- The particular statement by the Union that it wished to represent scaffolders, labourers and power washers and that by representing all of these together, future tensions of the kind outlined could be avoided
30. In reaching its decision the Panel has fully considered the alternative bargaining unit advanced by the Employer as required by paragraph 19B(4) of the Schedule. It is worth noting that the Employer's proposal leaves a question mark over how the power washers would be included in collective bargaining. The evidence submitted suggests that, if the Employer's proposal was adopted, the power washers would be faced with the choice of having no collective bargaining rights at all or having separate arrangements established for them. This could potentially give rise to even greater fragmentation of bargaining at a small site.
31. In arriving at its decision the Panel has also taken account of the point made by the Employer that the numbers of scaffolders within the bargaining unit had declined with a possible impact on support for recognition. The overriding concern in determining the bargaining unit is compatibility with effective management rather than support for recognition although the latter may, nevertheless, be tested at a later stage in the process.
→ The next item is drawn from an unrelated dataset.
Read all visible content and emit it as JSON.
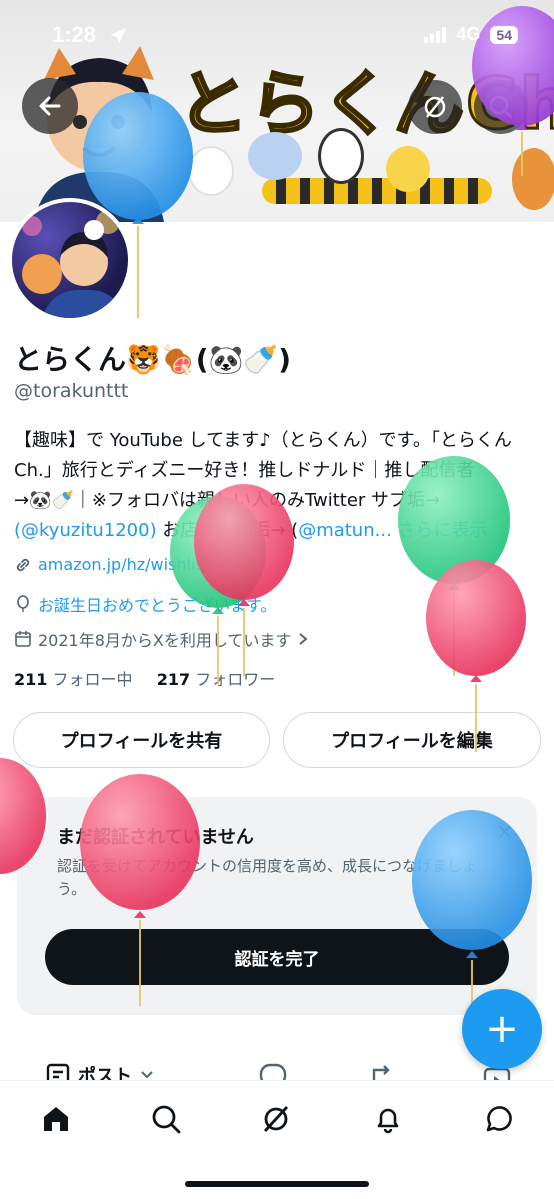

It is not possible to predict what will happen to the bargaining unit in the future.
32. The Panel is satisfied that its decision is consistent with the object set out in paragraph 171 of the Schedule.
33. The Panel's decision is that the appropriate bargaining unit is that specified by the Union in its application.
Professor Kenny Miller, Chairman
Mrs Maureen Shaw
Mr Dennis Cameron
17 November 2011
Names of those who attended the hearing:
For Unite the Union
Mr Rab Sherry - Regional Officer, Unite the Union
Mr Neil Johnson - Thompson's Solicitors
For the Employer
Mr Gary Richards - General Manager, Scottish Industrial
Mr Peter Grant-Hutchison - Advocate
Mr Stephen Norris - HR Business Partner, North
 See the decision for this case on whether to accept the application dated 2 August 2011.